Chris Harrison says he plans to return to the “Bachelor” franchise following his controversial comments about current contestant Rachael Kirkconnell’s past racist social media posts.
In an interview with “Good Morning America” co-host Michael Strahan on Thursday, Harrison spoke out about the February 9 controversy where he told Rachel Lindsay, a current host on “Extra” and the only Black Bachelorette in the series’ history, that people should give Kirkconnell some “grace” for her “liking” a photo containing a Confederate flag and attending an “Old South” plantation-themed party in 2018.
“It was a mistake. I made a mistake. I am an imperfect man, I made a mistake, and I own that,” Harrison began.
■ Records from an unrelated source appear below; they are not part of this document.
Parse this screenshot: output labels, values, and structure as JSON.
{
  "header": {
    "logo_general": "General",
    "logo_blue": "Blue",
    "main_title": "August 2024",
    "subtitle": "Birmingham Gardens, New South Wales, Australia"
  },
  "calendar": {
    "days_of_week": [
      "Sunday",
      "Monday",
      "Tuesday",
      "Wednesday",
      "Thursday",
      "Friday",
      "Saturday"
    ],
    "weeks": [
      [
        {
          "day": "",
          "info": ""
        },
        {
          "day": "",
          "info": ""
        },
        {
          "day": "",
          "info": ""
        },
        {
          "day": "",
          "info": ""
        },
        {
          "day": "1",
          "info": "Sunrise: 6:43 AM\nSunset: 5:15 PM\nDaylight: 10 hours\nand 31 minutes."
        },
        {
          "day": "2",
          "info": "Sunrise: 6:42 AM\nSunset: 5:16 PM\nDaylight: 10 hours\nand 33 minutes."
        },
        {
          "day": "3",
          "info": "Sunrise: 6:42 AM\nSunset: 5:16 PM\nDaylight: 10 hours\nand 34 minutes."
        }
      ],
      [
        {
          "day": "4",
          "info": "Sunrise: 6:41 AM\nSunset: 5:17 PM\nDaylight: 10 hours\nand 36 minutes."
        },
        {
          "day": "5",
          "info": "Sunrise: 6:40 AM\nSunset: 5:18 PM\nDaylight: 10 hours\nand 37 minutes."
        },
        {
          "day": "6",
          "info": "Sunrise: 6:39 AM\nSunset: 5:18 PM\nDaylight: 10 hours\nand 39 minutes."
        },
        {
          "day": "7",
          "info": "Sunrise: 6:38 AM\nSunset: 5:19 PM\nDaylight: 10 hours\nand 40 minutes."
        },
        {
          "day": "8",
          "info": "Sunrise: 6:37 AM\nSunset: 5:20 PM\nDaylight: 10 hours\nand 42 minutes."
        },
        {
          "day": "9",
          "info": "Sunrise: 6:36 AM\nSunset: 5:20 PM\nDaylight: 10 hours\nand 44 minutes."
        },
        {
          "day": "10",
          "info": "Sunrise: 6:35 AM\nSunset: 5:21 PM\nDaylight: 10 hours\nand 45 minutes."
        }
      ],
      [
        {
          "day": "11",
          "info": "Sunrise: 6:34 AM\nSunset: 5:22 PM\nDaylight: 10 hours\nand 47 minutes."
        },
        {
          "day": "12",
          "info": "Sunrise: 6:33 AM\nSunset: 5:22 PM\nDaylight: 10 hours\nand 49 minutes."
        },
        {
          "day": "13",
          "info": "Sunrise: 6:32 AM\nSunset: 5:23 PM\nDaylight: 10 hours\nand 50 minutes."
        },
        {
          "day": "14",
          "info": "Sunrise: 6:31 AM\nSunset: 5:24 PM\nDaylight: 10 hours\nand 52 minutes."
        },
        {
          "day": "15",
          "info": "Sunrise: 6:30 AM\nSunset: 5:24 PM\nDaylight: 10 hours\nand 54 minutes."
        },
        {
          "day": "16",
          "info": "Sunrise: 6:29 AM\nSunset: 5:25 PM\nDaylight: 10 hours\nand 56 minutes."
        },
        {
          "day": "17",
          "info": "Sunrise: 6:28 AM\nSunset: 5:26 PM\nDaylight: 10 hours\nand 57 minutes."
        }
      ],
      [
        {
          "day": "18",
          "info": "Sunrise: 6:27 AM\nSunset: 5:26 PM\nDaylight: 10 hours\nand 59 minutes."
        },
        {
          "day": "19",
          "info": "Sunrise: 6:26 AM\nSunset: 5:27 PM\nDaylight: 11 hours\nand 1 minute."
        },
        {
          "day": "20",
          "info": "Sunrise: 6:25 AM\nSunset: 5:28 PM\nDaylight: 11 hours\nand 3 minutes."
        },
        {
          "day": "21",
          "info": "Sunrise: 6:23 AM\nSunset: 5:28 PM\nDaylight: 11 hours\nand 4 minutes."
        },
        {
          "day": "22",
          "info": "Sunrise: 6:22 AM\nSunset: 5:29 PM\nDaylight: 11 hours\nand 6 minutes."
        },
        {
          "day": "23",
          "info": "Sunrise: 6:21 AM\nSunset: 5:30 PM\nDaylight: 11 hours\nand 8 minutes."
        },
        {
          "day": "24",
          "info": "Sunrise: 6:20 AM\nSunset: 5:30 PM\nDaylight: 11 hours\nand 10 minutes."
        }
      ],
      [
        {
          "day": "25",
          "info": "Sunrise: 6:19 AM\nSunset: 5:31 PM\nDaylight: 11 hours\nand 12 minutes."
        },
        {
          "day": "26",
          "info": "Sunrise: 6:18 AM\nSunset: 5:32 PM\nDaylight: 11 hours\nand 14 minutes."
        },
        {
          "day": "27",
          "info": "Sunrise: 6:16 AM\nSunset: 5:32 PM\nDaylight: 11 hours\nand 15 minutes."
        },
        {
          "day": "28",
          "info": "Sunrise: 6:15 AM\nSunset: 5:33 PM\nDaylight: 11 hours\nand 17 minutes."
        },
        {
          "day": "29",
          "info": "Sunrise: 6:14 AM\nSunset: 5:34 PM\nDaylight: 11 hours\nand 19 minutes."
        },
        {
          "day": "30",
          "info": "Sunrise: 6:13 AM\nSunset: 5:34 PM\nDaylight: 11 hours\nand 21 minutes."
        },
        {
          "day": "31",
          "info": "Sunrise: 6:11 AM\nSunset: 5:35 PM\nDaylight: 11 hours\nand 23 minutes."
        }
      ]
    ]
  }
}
“I believe that mistake doesn’t reflect who I am or what I stand for. I am committed to progress, not just for myself, also for the franchise. And this is a franchise that has been a part of my life for the better part of 20 years and I love it.”
EXCLUSIVE: “It was a mistake.” #TheBachelor host Chris Harrison apologizes for defending frontrunner Rachael Kirkconnell’s past racist social media posts, telling @michaelstrahan he is an “imperfect man” who is “committed to progress.” https://t.co/OfPBBzGd9s pic.twitter.com/0EgbKV99DV— Good Morning America (@GMA) March 4, 2021
After Harrison first apologized on February 10, he apologized again days later and said he would be “stepping aside” from the franchise for an unspecified amount of time. It was later announced that Emmanuel Acho would be replacing him for the “After the Final Rose” special.
Kirkconnell has also issued an apology and asked those defending her actions to “please stop.”
In his virtual sit-down with Strahan, Harrison walked back his previous statements and declared, “Antebellum parties are not OK, past, present, future. Knowing what that represents is unacceptable.”
Harrison also says he has since apologized to Lindsay and denounces the harassment and bullying she has received, which resulted in her deactivating her Instagram account.
“I am saddened and shocked at how insensitive I was in that interview with Rachel Lindsay. I can’t believe I didn’t speak against antebellum parties, what they stand for,” he continued, adding, “And I didn’t speak from my heart. And that is to say that I stand against all forms of racism, and I am deeply sorry to Rachel Lindsay and to the Black community.
“To anyone who is throwing hate towards Rachel Lindsay, please stop. It’s unacceptable.”
Since the controversy, Harrison says he has sought guidance from a number of people, including “a race educator and strategist.”
“I sought out leading scholars, teachers, faith leaders, people like Dr. Michael Eric Dyson, who I am so grateful for, and I’ve also been working closely with a race educator and strategist. I thank them all,” he said.
“But Dr. Dyson often talks to me about counsel, not cancel, and that is full accountability, understanding what you didn’t understand, owning that, learning from that, seeking counsel often in the community that you hurt, learning from them, listening, gaining experience, knowledge and moving forward.”
As for his future with the “Bachelor” franchise, Harrison says he hopes to return.
“I plan to be back and I want to be back. And I think this franchise can be an important beacon of change,” he said. “I know that change is felt not just by me but by many others. And we are excited and willing to do the work to show that progress.
“This interview is not the finish line,” he added. “There is much more work to be done. And I am excited to be a part of that change.”